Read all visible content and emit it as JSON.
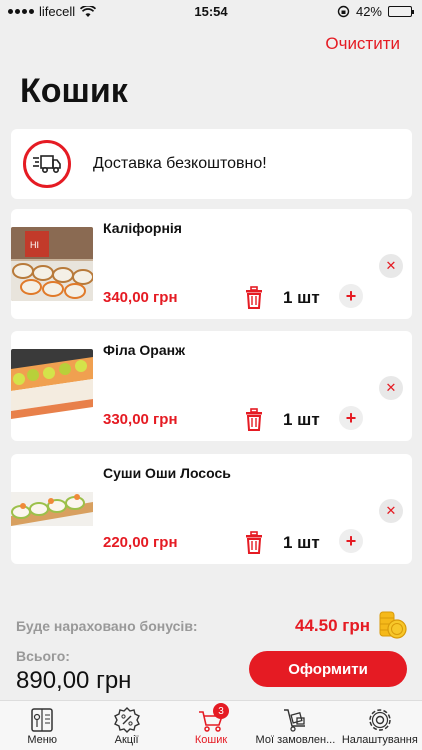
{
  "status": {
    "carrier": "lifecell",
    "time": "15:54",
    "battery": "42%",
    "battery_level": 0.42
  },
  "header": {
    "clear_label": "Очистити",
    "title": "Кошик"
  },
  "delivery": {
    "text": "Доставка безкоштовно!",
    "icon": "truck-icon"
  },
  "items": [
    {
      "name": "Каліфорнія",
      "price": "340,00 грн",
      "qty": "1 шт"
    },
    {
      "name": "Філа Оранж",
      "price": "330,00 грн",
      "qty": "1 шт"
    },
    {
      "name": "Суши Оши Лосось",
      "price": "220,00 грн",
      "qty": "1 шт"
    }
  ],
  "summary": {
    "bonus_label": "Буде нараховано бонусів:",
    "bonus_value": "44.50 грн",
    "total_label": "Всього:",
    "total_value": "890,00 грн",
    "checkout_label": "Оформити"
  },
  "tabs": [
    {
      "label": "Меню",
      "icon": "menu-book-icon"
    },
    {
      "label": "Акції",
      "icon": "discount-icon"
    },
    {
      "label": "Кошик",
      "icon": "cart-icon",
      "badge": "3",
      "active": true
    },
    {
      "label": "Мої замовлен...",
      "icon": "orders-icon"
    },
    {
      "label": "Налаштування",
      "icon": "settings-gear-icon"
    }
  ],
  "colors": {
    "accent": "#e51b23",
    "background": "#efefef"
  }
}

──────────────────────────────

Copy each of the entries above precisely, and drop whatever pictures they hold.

Read all visible content and emit it as JSON.
{
  "status": {
    "carrier": "lifecell",
    "time": "15:54",
    "battery": "42%",
    "battery_level": 0.42
  },
  "header": {
    "clear_label": "Очистити",
    "title": "Кошик"
  },
  "delivery": {
    "text": "Доставка безкоштовно!",
    "icon": "truck-icon"
  },
  "items": [
    {
      "name": "Каліфорнія",
      "price": "340,00 грн",
      "qty": "1 шт"
    },
    {
      "name": "Філа Оранж",
      "price": "330,00 грн",
      "qty": "1 шт"
    },
    {
      "name": "Суши Оши Лосось",
      "price": "220,00 грн",
      "qty": "1 шт"
    }
  ],
  "summary": {
    "bonus_label": "Буде нараховано бонусів:",
    "bonus_value": "44.50 грн",
    "total_label": "Всього:",
    "total_value": "890,00 грн",
    "checkout_label": "Оформити"
  },
  "tabs": [
    {
      "label": "Меню",
      "icon": "menu-book-icon"
    },
    {
      "label": "Акції",
      "icon": "discount-icon"
    },
    {
      "label": "Кошик",
      "icon": "cart-icon",
      "badge": "3",
      "active": true
    },
    {
      "label": "Мої замовлен...",
      "icon": "orders-icon"
    },
    {
      "label": "Налаштування",
      "icon": "settings-gear-icon"
    }
  ],
  "colors": {
    "accent": "#e51b23",
    "background": "#efefef"
  }
}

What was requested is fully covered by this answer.